[Dataset rows for apps and sites]
- - -

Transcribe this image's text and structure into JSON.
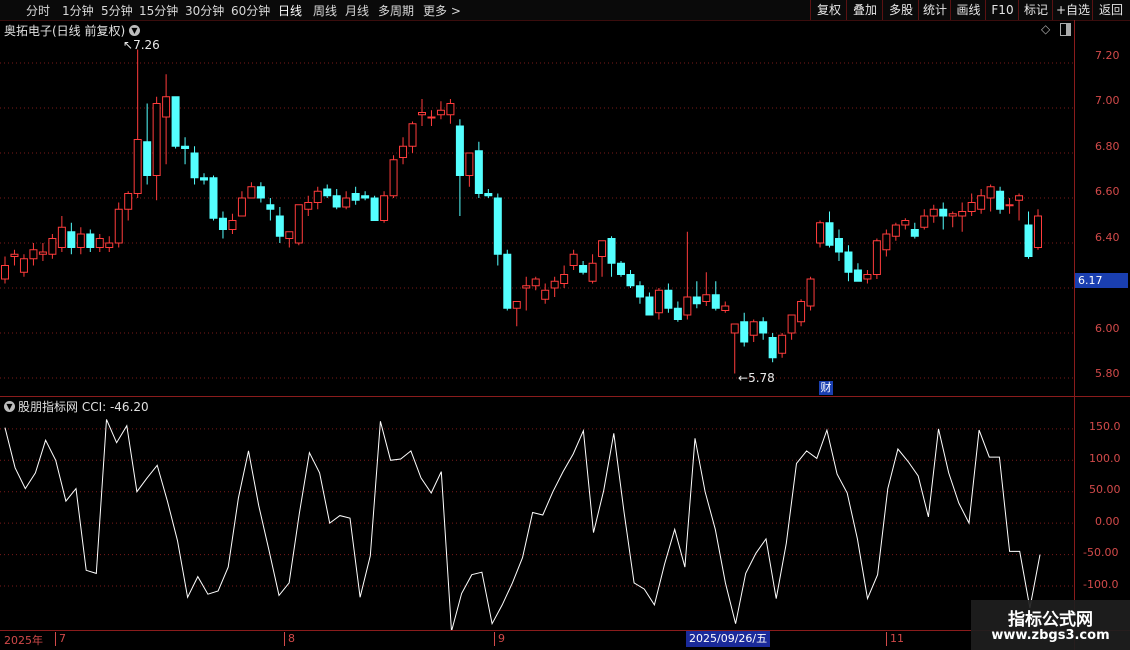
{
  "toolbar": {
    "timeframes": [
      "分时",
      "1分钟",
      "5分钟",
      "15分钟",
      "30分钟",
      "60分钟",
      "日线",
      "周线",
      "月线",
      "多周期",
      "更多 >"
    ],
    "active_timeframe": "日线",
    "right_buttons": [
      "复权",
      "叠加",
      "多股",
      "统计",
      "画线",
      "F10",
      "标记",
      "+自选",
      "返回"
    ]
  },
  "stock_title": "奥拓电子(日线 前复权)",
  "indicator_title": "股朋指标网  CCI: -46.20",
  "high_marker": "7.26",
  "low_marker": "5.78",
  "current_price_tag": "6.17",
  "fin_badge": "财",
  "price_axis_labels": [
    "7.20",
    "7.00",
    "6.80",
    "6.60",
    "6.40",
    "6.20",
    "6.00",
    "5.80"
  ],
  "cci_axis_labels": [
    "150.0",
    "100.0",
    "50.00",
    "0.00",
    "-50.00",
    "-100.0"
  ],
  "date_bar": {
    "year": "2025年",
    "months": [
      "7",
      "8",
      "9",
      "11"
    ],
    "highlight_date": "2025/09/26/五"
  },
  "watermark": {
    "line1": "指标公式网",
    "line2": "www.zbgs3.com"
  },
  "colors": {
    "up": "#ff3c3c",
    "down": "#54ffff",
    "cci": "#ffffff",
    "grid": "#7a1a1a"
  },
  "chart_data": [
    {
      "type": "candlestick",
      "title": "奥拓电子(日线 前复权)",
      "ylim": [
        5.72,
        7.32
      ],
      "annotations": [
        {
          "label": "7.26",
          "kind": "high"
        },
        {
          "label": "5.78",
          "kind": "low"
        }
      ],
      "candles": [
        [
          6.24,
          6.34,
          6.22,
          6.3
        ],
        [
          6.34,
          6.37,
          6.3,
          6.35
        ],
        [
          6.27,
          6.35,
          6.25,
          6.33
        ],
        [
          6.33,
          6.4,
          6.3,
          6.37
        ],
        [
          6.35,
          6.4,
          6.32,
          6.36
        ],
        [
          6.35,
          6.44,
          6.33,
          6.42
        ],
        [
          6.38,
          6.52,
          6.36,
          6.47
        ],
        [
          6.45,
          6.49,
          6.35,
          6.38
        ],
        [
          6.38,
          6.47,
          6.35,
          6.44
        ],
        [
          6.44,
          6.46,
          6.36,
          6.38
        ],
        [
          6.38,
          6.44,
          6.36,
          6.42
        ],
        [
          6.38,
          6.43,
          6.36,
          6.4
        ],
        [
          6.4,
          6.58,
          6.38,
          6.55
        ],
        [
          6.55,
          6.63,
          6.5,
          6.62
        ],
        [
          6.62,
          7.26,
          6.6,
          6.86
        ],
        [
          6.85,
          7.02,
          6.66,
          6.7
        ],
        [
          6.7,
          7.05,
          6.59,
          7.02
        ],
        [
          6.96,
          7.15,
          6.75,
          7.05
        ],
        [
          7.05,
          7.05,
          6.82,
          6.83
        ],
        [
          6.83,
          6.87,
          6.75,
          6.82
        ],
        [
          6.8,
          6.83,
          6.66,
          6.69
        ],
        [
          6.69,
          6.71,
          6.66,
          6.68
        ],
        [
          6.69,
          6.7,
          6.5,
          6.51
        ],
        [
          6.51,
          6.54,
          6.42,
          6.46
        ],
        [
          6.46,
          6.53,
          6.44,
          6.5
        ],
        [
          6.52,
          6.63,
          6.52,
          6.6
        ],
        [
          6.6,
          6.67,
          6.6,
          6.65
        ],
        [
          6.65,
          6.67,
          6.58,
          6.6
        ],
        [
          6.57,
          6.6,
          6.5,
          6.55
        ],
        [
          6.52,
          6.56,
          6.4,
          6.43
        ],
        [
          6.42,
          6.45,
          6.38,
          6.45
        ],
        [
          6.4,
          6.55,
          6.39,
          6.57
        ],
        [
          6.55,
          6.61,
          6.52,
          6.58
        ],
        [
          6.58,
          6.65,
          6.55,
          6.63
        ],
        [
          6.64,
          6.66,
          6.6,
          6.61
        ],
        [
          6.61,
          6.64,
          6.55,
          6.56
        ],
        [
          6.56,
          6.63,
          6.55,
          6.6
        ],
        [
          6.62,
          6.65,
          6.57,
          6.59
        ],
        [
          6.61,
          6.63,
          6.59,
          6.6
        ],
        [
          6.6,
          6.61,
          6.5,
          6.5
        ],
        [
          6.5,
          6.63,
          6.49,
          6.61
        ],
        [
          6.61,
          6.79,
          6.6,
          6.77
        ],
        [
          6.78,
          6.87,
          6.75,
          6.83
        ],
        [
          6.83,
          6.94,
          6.8,
          6.93
        ],
        [
          6.97,
          7.04,
          6.92,
          6.98
        ],
        [
          6.96,
          6.99,
          6.92,
          6.96
        ],
        [
          6.97,
          7.03,
          6.95,
          6.99
        ],
        [
          6.97,
          7.04,
          6.93,
          7.02
        ],
        [
          6.92,
          6.95,
          6.52,
          6.7
        ],
        [
          6.7,
          6.8,
          6.65,
          6.8
        ],
        [
          6.81,
          6.85,
          6.6,
          6.62
        ],
        [
          6.62,
          6.64,
          6.6,
          6.61
        ],
        [
          6.6,
          6.62,
          6.3,
          6.35
        ],
        [
          6.35,
          6.37,
          6.1,
          6.11
        ],
        [
          6.11,
          6.13,
          6.03,
          6.14
        ],
        [
          6.2,
          6.25,
          6.1,
          6.21
        ],
        [
          6.21,
          6.25,
          6.19,
          6.24
        ],
        [
          6.15,
          6.22,
          6.13,
          6.19
        ],
        [
          6.2,
          6.25,
          6.16,
          6.23
        ],
        [
          6.22,
          6.3,
          6.2,
          6.26
        ],
        [
          6.3,
          6.37,
          6.28,
          6.35
        ],
        [
          6.3,
          6.32,
          6.26,
          6.27
        ],
        [
          6.23,
          6.35,
          6.22,
          6.31
        ],
        [
          6.34,
          6.4,
          6.25,
          6.41
        ],
        [
          6.42,
          6.43,
          6.25,
          6.31
        ],
        [
          6.31,
          6.32,
          6.25,
          6.26
        ],
        [
          6.26,
          6.28,
          6.2,
          6.21
        ],
        [
          6.21,
          6.23,
          6.13,
          6.16
        ],
        [
          6.16,
          6.18,
          6.08,
          6.08
        ],
        [
          6.09,
          6.2,
          6.06,
          6.19
        ],
        [
          6.19,
          6.22,
          6.09,
          6.11
        ],
        [
          6.11,
          6.14,
          6.05,
          6.06
        ],
        [
          6.08,
          6.45,
          6.06,
          6.16
        ],
        [
          6.16,
          6.23,
          6.11,
          6.13
        ],
        [
          6.14,
          6.27,
          6.12,
          6.17
        ],
        [
          6.17,
          6.23,
          6.1,
          6.11
        ],
        [
          6.1,
          6.14,
          6.09,
          6.12
        ],
        [
          6.0,
          6.04,
          5.82,
          6.04
        ],
        [
          6.05,
          6.09,
          5.94,
          5.96
        ],
        [
          5.99,
          6.06,
          5.96,
          6.05
        ],
        [
          6.05,
          6.07,
          5.97,
          6.0
        ],
        [
          5.98,
          6.0,
          5.87,
          5.89
        ],
        [
          5.91,
          6.0,
          5.89,
          5.99
        ],
        [
          6.0,
          6.08,
          5.97,
          6.08
        ],
        [
          6.05,
          6.15,
          6.03,
          6.14
        ],
        [
          6.12,
          6.25,
          6.1,
          6.24
        ],
        [
          6.4,
          6.5,
          6.38,
          6.49
        ],
        [
          6.49,
          6.54,
          6.38,
          6.39
        ],
        [
          6.42,
          6.46,
          6.32,
          6.36
        ],
        [
          6.36,
          6.39,
          6.23,
          6.27
        ],
        [
          6.28,
          6.31,
          6.23,
          6.23
        ],
        [
          6.24,
          6.28,
          6.22,
          6.26
        ],
        [
          6.26,
          6.42,
          6.24,
          6.41
        ],
        [
          6.37,
          6.46,
          6.34,
          6.44
        ],
        [
          6.43,
          6.49,
          6.41,
          6.48
        ],
        [
          6.48,
          6.51,
          6.46,
          6.5
        ],
        [
          6.46,
          6.49,
          6.42,
          6.43
        ],
        [
          6.47,
          6.55,
          6.46,
          6.52
        ],
        [
          6.52,
          6.57,
          6.49,
          6.55
        ],
        [
          6.55,
          6.58,
          6.46,
          6.52
        ],
        [
          6.52,
          6.54,
          6.47,
          6.53
        ],
        [
          6.52,
          6.58,
          6.45,
          6.54
        ],
        [
          6.54,
          6.62,
          6.52,
          6.58
        ],
        [
          6.55,
          6.64,
          6.53,
          6.61
        ],
        [
          6.6,
          6.66,
          6.54,
          6.65
        ],
        [
          6.63,
          6.65,
          6.53,
          6.55
        ],
        [
          6.57,
          6.6,
          6.53,
          6.57
        ],
        [
          6.59,
          6.62,
          6.5,
          6.61
        ],
        [
          6.48,
          6.54,
          6.33,
          6.34
        ],
        [
          6.38,
          6.55,
          6.37,
          6.52
        ]
      ]
    },
    {
      "type": "line",
      "title": "股朋指标网  CCI: -46.20",
      "ylim": [
        -170,
        180
      ],
      "series": [
        {
          "name": "CCI",
          "values": [
            152,
            88,
            55,
            80,
            132,
            100,
            35,
            55,
            -75,
            -80,
            165,
            128,
            155,
            50,
            72,
            92,
            35,
            -28,
            -118,
            -85,
            -113,
            -108,
            -70,
            40,
            115,
            28,
            -42,
            -115,
            -95,
            15,
            112,
            80,
            0,
            12,
            8,
            -118,
            -52,
            162,
            100,
            102,
            115,
            72,
            48,
            82,
            -172,
            -112,
            -82,
            -78,
            -160,
            -130,
            -95,
            -55,
            17,
            13,
            50,
            82,
            110,
            147,
            -15,
            52,
            143,
            18,
            -95,
            -105,
            -130,
            -65,
            -10,
            -70,
            135,
            50,
            -10,
            -95,
            -160,
            -80,
            -48,
            -25,
            -120,
            -32,
            95,
            115,
            103,
            148,
            78,
            48,
            -25,
            -120,
            -82,
            55,
            118,
            98,
            75,
            10,
            150,
            80,
            32,
            0,
            148,
            105,
            105,
            -45,
            -45,
            -135,
            -50
          ]
        }
      ]
    }
  ]
}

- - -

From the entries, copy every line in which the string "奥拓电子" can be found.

- TASK OUTPUT
  "stock_title": "奥拓电子(日线 前复权)",
      "title": "奥拓电子(日线 前复权)",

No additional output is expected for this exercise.